- If outgoing traffic from a Pod has a destination IP address that falls within the range of any of the specified CIDR blocks, it is selected for egress traffic.
In the following example, egress traffic from a Pod is permitted when the following criteria are met:
- Pod is labeled with
- Pod is in a namespace labeled as either
- Pod is communicating to IP addresses in the
kind: EgressNATPolicy apiVersion: networking.gke.io/v1alpha1 metadata: name: egress spec: egress: - namespaceSelector: matchLabels: user: alice podSelector: matchLabels: role: frontend - namespaceSelector: matchLabels: user: paul podSelector: matchLabels: role: frontend destinationCIDRs: - 18.104.22.168/24 egressSourceIP: 192.168.1.100
For more information about using labels, refer to Labels and Selectors in the Kubernetes documentation.
Specify a source IP address for egress traffic
Specify the source IP address that you want to use in the
The source IP address must match one of the floating IP addresses specified in
AnthosNetworkGateway custom resource.
EgressNATPolicy example from the preceding section, if the Pod
selection and destination IP address criteria is met, egress traffic from the
Pod is translated to
192.168.1.100 using SNAT.
In order for the route to be accepted, the
egressSourceIP address must be in
the same subnet as the gateway Node IP. If the
egressSourceIP address is
unknown (not assigned) to the gateway node, the route request can't be
fulfilled. In this case, you will get an
UnknownEgressIP error in the
Use the following
kubectl command to print the events for the
kubectl describe EgressNATPolicy egress
If there are multiple
EgressNATPolicy CRs, each must have a different
egressSourceIP address. To prevent conflicts, coordinate with the development
Egress traffic selection rules and network policies
The egress NAT gateway is compatible with network policy APIs. Network policies are assessed first and take precedence over the traffic selection rules of the egress NAT gateway.
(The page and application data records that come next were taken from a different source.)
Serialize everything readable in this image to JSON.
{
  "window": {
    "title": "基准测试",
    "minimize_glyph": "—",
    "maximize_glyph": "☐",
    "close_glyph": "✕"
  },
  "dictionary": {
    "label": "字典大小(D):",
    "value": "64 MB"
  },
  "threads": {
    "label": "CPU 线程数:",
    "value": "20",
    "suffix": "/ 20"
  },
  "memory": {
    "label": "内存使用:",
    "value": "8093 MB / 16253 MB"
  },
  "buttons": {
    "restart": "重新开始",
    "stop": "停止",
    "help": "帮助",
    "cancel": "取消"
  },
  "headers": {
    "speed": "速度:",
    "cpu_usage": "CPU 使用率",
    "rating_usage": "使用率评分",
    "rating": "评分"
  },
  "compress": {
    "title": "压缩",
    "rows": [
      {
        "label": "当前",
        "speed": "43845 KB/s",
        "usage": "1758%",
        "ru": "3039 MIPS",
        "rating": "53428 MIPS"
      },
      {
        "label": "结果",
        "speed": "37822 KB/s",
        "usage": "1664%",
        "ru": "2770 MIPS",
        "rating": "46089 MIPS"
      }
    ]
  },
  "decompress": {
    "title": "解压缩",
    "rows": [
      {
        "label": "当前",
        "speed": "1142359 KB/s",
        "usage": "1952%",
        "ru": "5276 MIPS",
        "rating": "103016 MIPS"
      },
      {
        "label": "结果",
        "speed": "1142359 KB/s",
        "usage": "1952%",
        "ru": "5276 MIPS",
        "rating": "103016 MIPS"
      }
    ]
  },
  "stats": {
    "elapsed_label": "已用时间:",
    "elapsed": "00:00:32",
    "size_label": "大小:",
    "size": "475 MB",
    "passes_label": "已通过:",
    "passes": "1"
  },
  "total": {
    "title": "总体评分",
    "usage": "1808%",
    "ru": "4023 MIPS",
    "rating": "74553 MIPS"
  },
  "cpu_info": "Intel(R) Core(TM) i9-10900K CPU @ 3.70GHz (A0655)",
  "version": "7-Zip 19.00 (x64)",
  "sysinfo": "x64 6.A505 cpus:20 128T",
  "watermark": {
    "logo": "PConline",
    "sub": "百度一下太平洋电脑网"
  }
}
For example, if the egress traffic triggers a network policy resulting in the packet being dropped, egress gateway rules won't check the packet. Only when the network policy allows the packet to egress will the egress traffic selection rules be evaluated to decide how the traffic is handled, either using the egress NAT gateway or directly masquerading with the IP address of the Node where the Pod is running.
The current limitations for the egress NAT gateway include:
The egress NAT gateway is only enabled for IPv4 mode.
Egress IP addresses have to be in the same L2 domain with Node IP addresses for this preview.
Upgrades are not supported for clusters that have been configured to use the preview of the egress NAT gateway.